Technology carried as much weight in nailing down the game's visual design. Quake's palette could tap into 256 colors, but choosing one—such as brown—committed the palette to including every shade of that color. Quake's palette consisted of 16 colors. Each shade of every color ate up one byte of memory, for a total of 256. Because the artists and designers chose to create textures based on themes that encompassed lots of earthy tones, the bulk of Quake's levels all appeared hewn from browns, greens, grays, blacks, and whites.
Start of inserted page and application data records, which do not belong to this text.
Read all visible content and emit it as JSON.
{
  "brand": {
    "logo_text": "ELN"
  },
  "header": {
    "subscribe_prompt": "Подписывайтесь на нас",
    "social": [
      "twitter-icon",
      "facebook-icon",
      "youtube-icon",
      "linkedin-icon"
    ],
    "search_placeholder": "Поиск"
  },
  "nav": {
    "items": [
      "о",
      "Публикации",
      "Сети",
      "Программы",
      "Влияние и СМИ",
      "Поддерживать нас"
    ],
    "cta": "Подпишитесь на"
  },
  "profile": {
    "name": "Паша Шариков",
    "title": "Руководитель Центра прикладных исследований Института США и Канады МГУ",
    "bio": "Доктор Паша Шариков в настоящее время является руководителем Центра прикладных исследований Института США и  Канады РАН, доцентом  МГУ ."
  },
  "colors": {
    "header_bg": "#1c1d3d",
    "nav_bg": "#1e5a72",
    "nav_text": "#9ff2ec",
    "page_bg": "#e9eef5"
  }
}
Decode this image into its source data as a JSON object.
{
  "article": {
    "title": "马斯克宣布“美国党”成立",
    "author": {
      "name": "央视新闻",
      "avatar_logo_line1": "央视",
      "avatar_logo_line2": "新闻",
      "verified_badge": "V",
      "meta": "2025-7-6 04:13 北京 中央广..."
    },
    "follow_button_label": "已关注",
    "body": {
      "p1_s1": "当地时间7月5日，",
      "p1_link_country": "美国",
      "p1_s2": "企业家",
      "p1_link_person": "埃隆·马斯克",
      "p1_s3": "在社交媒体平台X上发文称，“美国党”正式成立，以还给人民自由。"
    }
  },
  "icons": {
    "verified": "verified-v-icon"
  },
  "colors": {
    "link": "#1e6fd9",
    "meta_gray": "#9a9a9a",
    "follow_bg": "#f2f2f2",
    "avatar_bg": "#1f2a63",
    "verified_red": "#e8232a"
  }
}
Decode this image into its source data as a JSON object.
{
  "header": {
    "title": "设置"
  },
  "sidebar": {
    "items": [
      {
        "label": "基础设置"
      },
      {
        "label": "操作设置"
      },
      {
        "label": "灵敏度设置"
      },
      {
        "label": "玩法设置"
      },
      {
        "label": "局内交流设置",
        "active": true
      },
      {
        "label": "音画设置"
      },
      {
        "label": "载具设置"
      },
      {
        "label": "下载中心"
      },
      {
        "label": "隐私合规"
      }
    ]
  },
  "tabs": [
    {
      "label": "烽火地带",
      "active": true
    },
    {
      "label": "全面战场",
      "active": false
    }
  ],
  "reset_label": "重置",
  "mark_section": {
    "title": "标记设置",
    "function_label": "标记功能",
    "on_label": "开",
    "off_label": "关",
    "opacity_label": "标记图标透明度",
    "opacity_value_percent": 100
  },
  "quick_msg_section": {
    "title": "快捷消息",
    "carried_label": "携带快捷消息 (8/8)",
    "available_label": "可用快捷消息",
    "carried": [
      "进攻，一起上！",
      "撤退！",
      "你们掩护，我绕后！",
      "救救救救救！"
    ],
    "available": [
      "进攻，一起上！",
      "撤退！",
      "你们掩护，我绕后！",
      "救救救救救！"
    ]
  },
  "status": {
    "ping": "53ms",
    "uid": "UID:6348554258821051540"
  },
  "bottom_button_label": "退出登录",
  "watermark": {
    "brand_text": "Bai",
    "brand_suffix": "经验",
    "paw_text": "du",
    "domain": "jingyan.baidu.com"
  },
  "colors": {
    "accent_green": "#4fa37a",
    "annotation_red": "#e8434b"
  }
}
"We were super limited because of this VGA, 256-color mode that was the standard back then," Romero explained. "It wasn't until colored lighting with graphic accelerators from manufacturers like 3dfx came out that we had full ranges of color."

Quake's developers made good use of their limited palette. E1M5: The Gloom Keep is one of Willits' favorite levels. The interconnectedness of its crisscrossing rooms and corridors, which occasionally ask players to retrace their steps to open up previously inaccessible areas, was one example of the designers stepping up their efforts in making maps. Romero reminded all of the designers that one of their main goals was to tap into the engine's potential and channel its power to create levels that would have been impossible in previous games. Thanks to id Tech 2, for instance, players would be able to look down at the floor and up at ceilings.
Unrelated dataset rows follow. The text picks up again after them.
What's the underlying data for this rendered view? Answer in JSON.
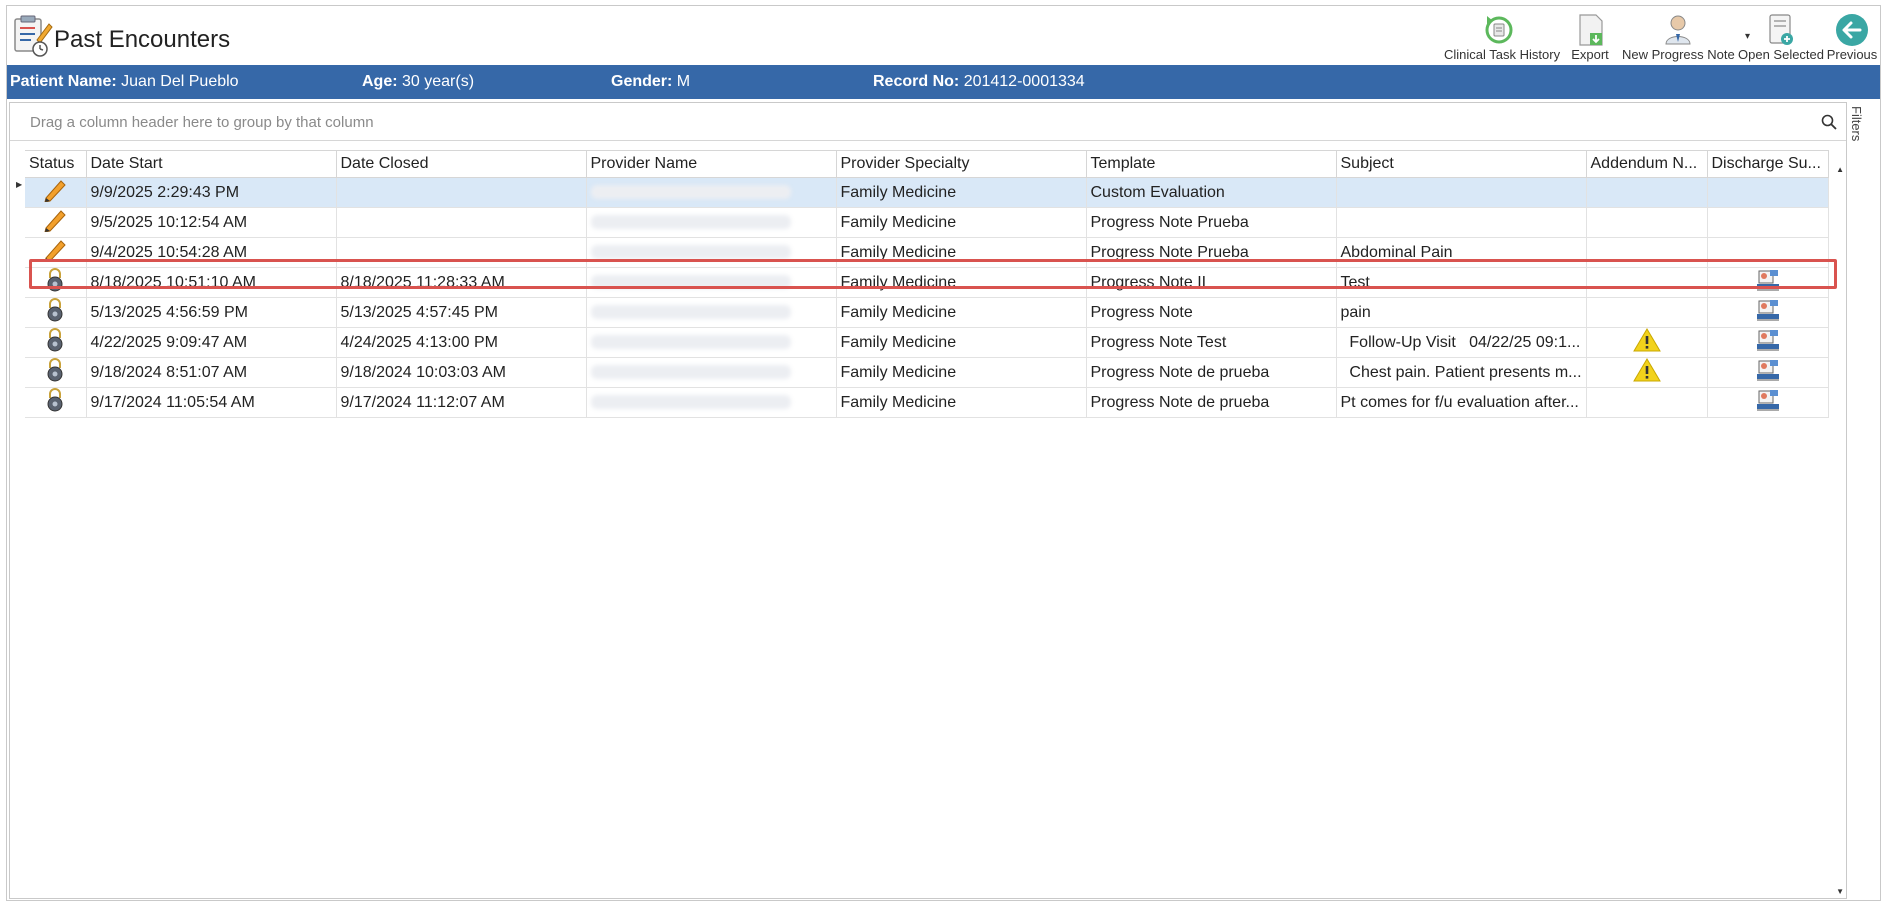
{
  "window": {
    "title": "Past Encounters"
  },
  "toolbar": {
    "items": [
      {
        "label": "Clinical Task History",
        "icon": "clinical-task-history-icon"
      },
      {
        "label": "Export",
        "icon": "export-icon"
      },
      {
        "label": "New Progress Note",
        "icon": "new-progress-note-icon"
      },
      {
        "label": "Open Selected",
        "icon": "open-selected-icon"
      },
      {
        "label": "Previous",
        "icon": "previous-arrow-icon"
      }
    ]
  },
  "patient": {
    "name_label": "Patient Name:",
    "name_value": "Juan Del Pueblo",
    "age_label": "Age:",
    "age_value": "30 year(s)",
    "gender_label": "Gender:",
    "gender_value": "M",
    "record_label": "Record No:",
    "record_value": "201412-0001334"
  },
  "grid": {
    "group_hint": "Drag a column header here to group by that column",
    "filters_label": "Filters",
    "columns": [
      "Status",
      "Date Start",
      "Date Closed",
      "Provider Name",
      "Provider Specialty",
      "Template",
      "Subject",
      "Addendum N...",
      "Discharge Su..."
    ],
    "rows": [
      {
        "status": "pencil",
        "date_start": "9/9/2025 2:29:43 PM",
        "date_closed": "",
        "specialty": "Family Medicine",
        "template": "Custom Evaluation",
        "subject": "",
        "addendum": false,
        "discharge": false,
        "selected": true
      },
      {
        "status": "pencil",
        "date_start": "9/5/2025 10:12:54 AM",
        "date_closed": "",
        "specialty": "Family Medicine",
        "template": "Progress Note Prueba",
        "subject": "",
        "addendum": false,
        "discharge": false
      },
      {
        "status": "pencil",
        "date_start": "9/4/2025 10:54:28 AM",
        "date_closed": "",
        "specialty": "Family Medicine",
        "template": "Progress Note Prueba",
        "subject": "Abdominal Pain",
        "addendum": false,
        "discharge": false
      },
      {
        "status": "lock",
        "date_start": "8/18/2025 10:51:10 AM",
        "date_closed": "8/18/2025 11:28:33 AM",
        "specialty": "Family Medicine",
        "template": "Progress Note II",
        "subject": "Test",
        "addendum": false,
        "discharge": true,
        "highlighted": true
      },
      {
        "status": "lock",
        "date_start": "5/13/2025 4:56:59 PM",
        "date_closed": "5/13/2025 4:57:45 PM",
        "specialty": "Family Medicine",
        "template": "Progress Note",
        "subject": "pain",
        "addendum": false,
        "discharge": true
      },
      {
        "status": "lock",
        "date_start": "4/22/2025 9:09:47 AM",
        "date_closed": "4/24/2025 4:13:00 PM",
        "specialty": "Family Medicine",
        "template": "Progress Note Test",
        "subject": "  Follow-Up Visit   04/22/25 09:1...",
        "addendum": true,
        "discharge": true
      },
      {
        "status": "lock",
        "date_start": "9/18/2024 8:51:07 AM",
        "date_closed": "9/18/2024 10:03:03 AM",
        "specialty": "Family Medicine",
        "template": "Progress Note de prueba",
        "subject": "  Chest pain. Patient presents m...",
        "addendum": true,
        "discharge": true
      },
      {
        "status": "lock",
        "date_start": "9/17/2024 11:05:54 AM",
        "date_closed": "9/17/2024 11:12:07 AM",
        "specialty": "Family Medicine",
        "template": "Progress Note de prueba",
        "subject": "Pt comes for f/u evaluation after...",
        "addendum": false,
        "discharge": true
      }
    ]
  },
  "colors": {
    "banner": "#3668a8",
    "selected_row": "#d9e8f7",
    "highlight_border": "#d9534f",
    "warning": "#f2d21b"
  }
}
Therefore, the designers should consider every surface. Details should be added to the undersides of platforms and along ceilings. Walls should incorporate windows, and players should be able to look through those windows to scope out what awaits them on the opposite side. "We thought about lighting," Romero added. "We had a program that could do light tracing, so we could put a light inside of something so that when the light shines out, it casts shadows all over the walls. So players can look at interesting designs cast from lights."

The House of Chthon, Episode One's seventh level, came about almost by accident. "I remember doing all the scripts to make E1M7 work. I seem to recall it was an experiment first and foremost. Then it was decided it would be put in line to be a boss fight," McGee recalled.

McGee had been helping out John Carmack by writing scripts that extended the functionality of QuakeC. He wrote scripts to operate basic triggers such as buttons, and per his scripts, buttons could be placed on walls, floors, or ceilings, and activated by stepping on them, pressing against them, or shooting them. McGee then applied his buttons to an experimental level consisting of walkways surrounding a pool of lava. In front of the pool sits a rune, a key players must pick up to progress. Touching the rune causes Chthon, a giant, devil-like monstrosity, to rise from the lava.

To defeat Chthon, players must race to the far end of the room, avoiding magma rocks hurled by the demon, and ride a lift to the top floor. There they must run across narrow bridges and step on two buttons, one on either side of the pool. Stepping on each switch triggers a pylon that drops down from the ceiling. Once both pylons have been lowered, players must step on a third button to blast lightning from the pylons. One shock is all it takes to fry the demon on Quake's Easy difficulty. On harder modes, players must zap it three times to finish the level and the Dimension of the Doomed episode.

McGee's simple experiment set Quake apart from Doom in a significant way. All of Doom's boss fights had been straightforward: Find the big bad and shoot it until it dies. Chthon changed up Quake's core gameplay loop in a way meant to intrigue players.

"When I was working with the technology and scripting, puzzle-solving was something I thought we could push, making the player do things other than just shooting enemies in the face. I guess because I was in a position to have access to the scripting early on, and able to play around and experiment with that stuff, that's where that came from," McGee said.